The final data was analysed and interpreted by using a Hazard Ratio (HR) scale, this scale describes the ratio of hazards in correspondence to the conditions. The table used above gives a greater understanding of this. With this scale in place, it leaves no room for miss interpretation of the results. The researcher wanted to be able to identify direct links between not walking and the chance of disease. The research is believed to only show 'a small part of the total picture' with suggestion to improving life expectancy.
What conclusions should be taken away from this research?
Being active is an important part of overall health. Studies have been frequently conducted since the completion of this one. These all regally highlight benefits of exercise on the elderly Without walking, there are more detrimental issues involved than extending life. As previously mentioned, the researchers wanted to take into consideration quality of life and daily effects of not walking. This is crucial as during the later years it is important to uphold daily health.
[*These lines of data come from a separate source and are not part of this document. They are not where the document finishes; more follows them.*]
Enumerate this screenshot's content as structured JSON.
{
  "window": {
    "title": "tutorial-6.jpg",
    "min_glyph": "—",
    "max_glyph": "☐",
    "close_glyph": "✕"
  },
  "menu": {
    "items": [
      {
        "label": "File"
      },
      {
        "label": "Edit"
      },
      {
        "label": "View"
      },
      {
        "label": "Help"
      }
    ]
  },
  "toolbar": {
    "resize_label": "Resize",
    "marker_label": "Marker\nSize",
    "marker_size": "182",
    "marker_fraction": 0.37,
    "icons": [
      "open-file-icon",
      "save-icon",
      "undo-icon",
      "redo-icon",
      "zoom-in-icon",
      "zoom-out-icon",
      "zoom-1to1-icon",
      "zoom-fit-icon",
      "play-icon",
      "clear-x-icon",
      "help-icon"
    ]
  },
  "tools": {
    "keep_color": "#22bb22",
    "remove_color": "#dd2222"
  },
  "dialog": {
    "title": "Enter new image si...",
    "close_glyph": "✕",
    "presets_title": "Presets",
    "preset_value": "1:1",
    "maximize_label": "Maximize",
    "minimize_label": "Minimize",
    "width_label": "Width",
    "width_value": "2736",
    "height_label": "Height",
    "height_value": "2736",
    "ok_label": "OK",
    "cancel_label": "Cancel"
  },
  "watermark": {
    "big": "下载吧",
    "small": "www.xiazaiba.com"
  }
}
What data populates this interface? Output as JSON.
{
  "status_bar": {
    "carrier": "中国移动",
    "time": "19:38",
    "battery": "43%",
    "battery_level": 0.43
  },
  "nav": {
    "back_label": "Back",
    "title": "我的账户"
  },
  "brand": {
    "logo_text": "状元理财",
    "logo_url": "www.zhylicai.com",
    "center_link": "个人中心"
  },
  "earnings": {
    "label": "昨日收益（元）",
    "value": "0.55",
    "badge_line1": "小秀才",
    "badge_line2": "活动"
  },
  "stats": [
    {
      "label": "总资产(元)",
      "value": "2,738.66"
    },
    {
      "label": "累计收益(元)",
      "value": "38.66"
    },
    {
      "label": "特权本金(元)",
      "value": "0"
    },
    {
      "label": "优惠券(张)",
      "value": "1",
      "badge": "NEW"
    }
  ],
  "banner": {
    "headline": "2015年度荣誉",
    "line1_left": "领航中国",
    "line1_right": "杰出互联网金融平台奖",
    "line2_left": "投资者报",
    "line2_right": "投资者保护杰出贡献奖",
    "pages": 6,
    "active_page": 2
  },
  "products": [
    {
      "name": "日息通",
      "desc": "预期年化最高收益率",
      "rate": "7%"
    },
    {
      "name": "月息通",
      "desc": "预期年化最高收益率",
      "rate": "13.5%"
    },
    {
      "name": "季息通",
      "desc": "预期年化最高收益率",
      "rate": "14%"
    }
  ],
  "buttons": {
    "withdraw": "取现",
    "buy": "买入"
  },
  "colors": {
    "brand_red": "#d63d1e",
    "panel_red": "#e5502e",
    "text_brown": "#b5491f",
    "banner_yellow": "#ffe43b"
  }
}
I believe that a further in-depth analysis of quality of life would have further enhanced this study. How far were individuals encouraged to walk daily and what are the effects of different distances. When looking at life expectance solely it is important to consider these two qualities. I also wanted to see the study showed differences between rural and city based individuals. This way, we can break down further as to what quality of walking and exercise each party was taking apart of.
What are implications of this research?
This research has shown that walking daily has a positive relationship to living a longer and healthier life. it has proved informative and insightful for further research and study. As a basis, this study provides useful, although more strategies could be implicated for greater accuracy and success. A modern approach, larger sample size and greater study length could prove more effective, as long as more expansive research areas. Education of the issues is a largely funded and important area of the health system to focus on. With more research and required education individuals will understand the importance of walking and the effects exercise has on life expectancy. Overall this is sound research that was effective during it's time.
For further information and greater understanding of sedentary behaviour, especially in older adults; follow the links below.
Australia's Physical Activity and Sedentary Behaviour Guidelines - http://www.health.gov.au/internet/main/publishing.nsf/content/health-pubhlth-strateg-phys-act-guidelines
Exercise for Seniors - https://www.nlm.nih.gov/medlineplus/exerciseforseniors.html
Physical Activity in Rural Australia - http://ruralhealth.org.au/sites/default/files/fact-sheets/Fact-Sheet-26-physical%20activity%20in%20rural%20australia_0.pdf
- Samawi (2013). ‘Daily Walking and Life Expectancy of Elderly People in the Iowa 65+ Rural Health Study’. Vol. 1.
- Harvard Heart Letter, (2013). ‘Exercise: 15 minutes a day ups lifespan by 3 years’. Vol. 24, Issue 4, p4-5. Available from: http://www.health.harvard.edu/heart-health/exercise-15-minutes-a-day-ups-lifespan-by-3-years
- Rezende, Lopez, Matsudo & Luiz, (2014). ‘Sedentary behaviour and health outcomes among older adults: A systematic review’. Preventive Medicine. Vol. 14.
- Louis, Erickson & Teresa, (2013). ‘A Review of the Effects of Physical Activity and Exercise on Cognitive and Brain Functions in Older Adults’. Journal of Ageing Research. Vol. 2013, p1-3
- Brigham and Women’s Hospital Public Affairs, (2012). ‘How much exercise is enough’. HEALTH & MEDICINE. Available from: http://news.harvard.edu/gazette/story/2012/11/how-much-exercise-is-enough
- Samawi, (2013). ‘Daily Walking and Life Expectancy of Elderly People in the Iowa 65+ Rural Health Study’. Picture.
- Hakim et al. (1999) 'Effects of Walking on Coronary Heart Disease in Elderly Men' Vol. 1
- Lubitz et al, (2013) 'Health, Life Expectancy, and Health Care Spending among the Elderly'The New England Journal Of Medicine. Vol 1.